Upon approaching Santa Rosa Island, we all put our daypacks in a mega bag, along with our other supplies for the week. We got off the boat one by one and waited as a massive crane on a pickup truck pulled our bags up onto pickup truck beds on the dock from the boat. This is really a crazy operation but it runs very smoothly thanks to NPS staff who have been doing it for years.  After gear was loaded up, the boat then headed to Santa Cruz and Anacapa to drop off other staff.  We headed up the hill to housing and got unpacked and oriented to the island for the evening.

Santa Rosa Island

Santa Rosa Island

One of the many great views on Santa Rosa. More photos to come!

One of the many great views on Santa Rosa. More photos to come!

To say that the weather was magical for our first week on Santa Rosa is an understatement. Santa Ana winds mean calm weather for the islands, and most days were 75+, no clouds, and no wind. Only our last two days were more normal weather, with morning fog and higher winds.  On our first day, Peter gave us our ATV safety training, and by evening we were looking at our first pair of resident Bald Eagles at Lopez, who were not yet incubating.

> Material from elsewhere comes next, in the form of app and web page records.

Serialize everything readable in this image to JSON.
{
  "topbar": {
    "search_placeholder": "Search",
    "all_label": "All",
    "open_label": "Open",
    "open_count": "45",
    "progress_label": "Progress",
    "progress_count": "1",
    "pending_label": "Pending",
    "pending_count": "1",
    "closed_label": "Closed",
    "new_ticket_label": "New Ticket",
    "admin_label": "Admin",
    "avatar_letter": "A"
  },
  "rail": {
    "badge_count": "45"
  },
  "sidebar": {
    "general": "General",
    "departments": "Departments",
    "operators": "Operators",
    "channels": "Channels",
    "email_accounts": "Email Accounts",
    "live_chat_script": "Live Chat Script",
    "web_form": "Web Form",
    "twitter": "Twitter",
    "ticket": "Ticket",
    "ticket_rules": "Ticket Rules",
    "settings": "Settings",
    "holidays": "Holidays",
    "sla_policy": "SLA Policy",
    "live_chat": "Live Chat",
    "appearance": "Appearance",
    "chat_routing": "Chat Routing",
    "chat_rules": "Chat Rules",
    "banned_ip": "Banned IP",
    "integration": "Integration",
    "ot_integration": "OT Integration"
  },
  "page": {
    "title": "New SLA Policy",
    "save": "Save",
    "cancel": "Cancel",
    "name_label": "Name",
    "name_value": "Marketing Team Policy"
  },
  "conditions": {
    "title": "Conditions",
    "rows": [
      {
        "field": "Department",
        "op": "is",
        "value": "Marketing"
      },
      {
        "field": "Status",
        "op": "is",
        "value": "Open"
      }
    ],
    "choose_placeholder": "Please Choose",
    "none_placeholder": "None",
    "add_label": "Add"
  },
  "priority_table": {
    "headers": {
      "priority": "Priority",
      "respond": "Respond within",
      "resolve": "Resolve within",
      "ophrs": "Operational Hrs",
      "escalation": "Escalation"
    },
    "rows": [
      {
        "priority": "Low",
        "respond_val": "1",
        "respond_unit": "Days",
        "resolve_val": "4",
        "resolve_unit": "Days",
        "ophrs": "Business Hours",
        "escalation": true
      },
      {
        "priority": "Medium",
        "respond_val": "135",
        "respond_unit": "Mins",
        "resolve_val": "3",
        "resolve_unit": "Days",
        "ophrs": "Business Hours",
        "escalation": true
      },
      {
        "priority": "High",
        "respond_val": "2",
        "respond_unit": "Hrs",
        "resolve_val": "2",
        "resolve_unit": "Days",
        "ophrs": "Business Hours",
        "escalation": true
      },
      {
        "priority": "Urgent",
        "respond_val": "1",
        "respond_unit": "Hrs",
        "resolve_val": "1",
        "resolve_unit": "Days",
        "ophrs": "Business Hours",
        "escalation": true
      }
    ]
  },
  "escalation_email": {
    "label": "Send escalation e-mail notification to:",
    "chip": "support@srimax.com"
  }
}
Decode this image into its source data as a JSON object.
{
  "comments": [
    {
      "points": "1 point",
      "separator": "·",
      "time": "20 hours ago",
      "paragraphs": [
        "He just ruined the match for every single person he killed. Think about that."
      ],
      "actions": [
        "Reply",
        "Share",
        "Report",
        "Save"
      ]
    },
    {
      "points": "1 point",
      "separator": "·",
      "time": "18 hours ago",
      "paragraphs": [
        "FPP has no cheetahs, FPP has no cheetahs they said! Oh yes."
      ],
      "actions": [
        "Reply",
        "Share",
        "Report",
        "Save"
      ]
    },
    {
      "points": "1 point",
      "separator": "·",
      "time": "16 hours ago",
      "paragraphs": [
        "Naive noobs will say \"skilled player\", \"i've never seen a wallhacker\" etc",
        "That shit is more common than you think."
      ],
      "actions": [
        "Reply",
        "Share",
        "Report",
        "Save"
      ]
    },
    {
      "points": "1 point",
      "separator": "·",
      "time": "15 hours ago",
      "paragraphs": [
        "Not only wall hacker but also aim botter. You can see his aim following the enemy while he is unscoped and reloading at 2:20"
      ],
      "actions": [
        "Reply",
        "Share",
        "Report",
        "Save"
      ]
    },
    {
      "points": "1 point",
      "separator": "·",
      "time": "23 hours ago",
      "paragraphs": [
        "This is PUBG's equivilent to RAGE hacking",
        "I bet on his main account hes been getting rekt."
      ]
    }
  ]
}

The other resident pair of Bald Eagles on the north side of the island, however, were incubating on a newly constructed nest (their old nest grew too tall to be usable on a big ledge that it was on). There are two other eagle hangouts on the islands, and we are continuing to scope both places out for more possible nests. We also checked on eleven Peregrine Falcon territories. No pairs were incubating yet, but at least most were present on their known territories. We will also be looking for additional Peregrine territories on the island (Peregrines have only been intensely monitored here since 2013, so there still may be more to find!). You can read a detailed update for each day of our first tour here on the IWS Eagle Cam Discussion Forum, by Peter.

I usually don’t take many pictures during my first week of work at a new job, but I did manage to get some birding time in during the hour before our boat came to take us back to the mainland. On our drive back to the dock, we spotted the resident Black-billed Magpie, a wayward bird that is the only one of his species on the island. He looked curious but flew off, so I went birding to find him.

A lone Black-billed Magpie stalks humans near the historic ranch area on Santa Rosa

A lone Black-billed Magpie stalks humans near the historic ranch area on Santa Rosa

The most common species on the island are Western Meadowlarks and Horned Larks. Song and White-crowned Sparrows are abundant, and on nice weather days you can catch an Allen’s Hummingbird zipping by. House Finches hang out near the buildings, and an occasional Northern Flicker or American Robin can be seen.  Orange-crowned Warblers can be found in the vegetated sheltered canyons, and I am looking forward to birding these areas more in the future for more small passerines. Of course Common Ravens are quite common due to all of the available nesting habitat, as are Red-tailed Hawks. American Kestrels are present but not common, and we’ve seen two Northern Harriers in the grasslands.

Before I headed back for the boat, a cooperative Allen’s Hummingbird was dining on the abundant supply of wildflowers, and White-crowned Sparrows were gathered near a barn. In another small ravine, I found a Loggerhead Shrike in addition to a Red-breasted Sapsucker.

A male Allen's Hummingbird is hard to miss!

A male Allen’s Hummingbird is hard to miss!

Allen's Hummingbird - male feeding on Red Paintbrush, one of the many types wildflowers in bloom on the island

Allen’s Hummingbird – male feeding on Red Paintbrush, one of the many types wildflowers in bloom on the island

Allen's Hummingbird - male

Allen’s Hummingbird – male

Back at the dock, our gear was being loaded back into the boat, along with one of our ATVs that was having carburetor issues. The trip back to the mainland was much more agreeable, and I’ll be posting a summary and some photos of what I saw! I am really looking forward to spending more time on the island and around Southern California!

Our broken ATV being lowered back onto the boat

Our broken ATV being lowered back onto the boat